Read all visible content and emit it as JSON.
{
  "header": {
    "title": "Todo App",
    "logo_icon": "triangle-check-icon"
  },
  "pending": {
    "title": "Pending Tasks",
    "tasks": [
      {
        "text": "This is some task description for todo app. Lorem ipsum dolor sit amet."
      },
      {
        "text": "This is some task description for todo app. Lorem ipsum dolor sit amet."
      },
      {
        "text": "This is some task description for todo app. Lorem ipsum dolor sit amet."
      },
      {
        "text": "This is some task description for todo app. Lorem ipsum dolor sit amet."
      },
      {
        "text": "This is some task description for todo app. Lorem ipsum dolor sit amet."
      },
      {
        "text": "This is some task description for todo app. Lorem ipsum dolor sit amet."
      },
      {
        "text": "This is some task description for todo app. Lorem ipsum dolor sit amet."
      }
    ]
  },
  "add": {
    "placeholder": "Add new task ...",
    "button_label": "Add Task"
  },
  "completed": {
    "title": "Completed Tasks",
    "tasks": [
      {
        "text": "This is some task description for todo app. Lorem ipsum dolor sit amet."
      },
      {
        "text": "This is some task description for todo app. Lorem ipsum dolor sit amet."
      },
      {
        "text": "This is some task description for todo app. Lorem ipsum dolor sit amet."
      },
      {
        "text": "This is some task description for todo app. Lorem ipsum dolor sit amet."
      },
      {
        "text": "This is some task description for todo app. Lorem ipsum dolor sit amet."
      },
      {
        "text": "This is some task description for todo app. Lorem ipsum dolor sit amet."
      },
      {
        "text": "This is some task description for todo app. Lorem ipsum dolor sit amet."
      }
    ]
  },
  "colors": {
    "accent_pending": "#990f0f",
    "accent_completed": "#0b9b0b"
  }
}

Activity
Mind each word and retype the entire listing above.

Written response
Read all visible content and emit it as JSON.
{
  "header": {
    "title": "Todo App",
    "logo_icon": "triangle-check-icon"
  },
  "pending": {
    "title": "Pending Tasks",
    "tasks": [
      {
        "text": "This is some task description for todo app. Lorem ipsum dolor sit amet."
      },
      {
        "text": "This is some task description for todo app. Lorem ipsum dolor sit amet."
      },
      {
        "text": "This is some task description for todo app. Lorem ipsum dolor sit amet."
      },
      {
        "text": "This is some task description for todo app. Lorem ipsum dolor sit amet."
      },
      {
        "text": "This is some task description for todo app. Lorem ipsum dolor sit amet."
      },
      {
        "text": "This is some task description for todo app. Lorem ipsum dolor sit amet."
      },
      {
        "text": "This is some task description for todo app. Lorem ipsum dolor sit amet."
      }
    ]
  },
  "add": {
    "placeholder": "Add new task ...",
    "button_label": "Add Task"
  },
  "completed": {
    "title": "Completed Tasks",
    "tasks": [
      {
        "text": "This is some task description for todo app. Lorem ipsum dolor sit amet."
      },
      {
        "text": "This is some task description for todo app. Lorem ipsum dolor sit amet."
      },
      {
        "text": "This is some task description for todo app. Lorem ipsum dolor sit amet."
      },
      {
        "text": "This is some task description for todo app. Lorem ipsum dolor sit amet."
      },
      {
        "text": "This is some task description for todo app. Lorem ipsum dolor sit amet."
      },
      {
        "text": "This is some task description for todo app. Lorem ipsum dolor sit amet."
      },
      {
        "text": "This is some task description for todo app. Lorem ipsum dolor sit amet."
      }
    ]
  },
  "colors": {
    "accent_pending": "#990f0f",
    "accent_completed": "#0b9b0b"
  }
}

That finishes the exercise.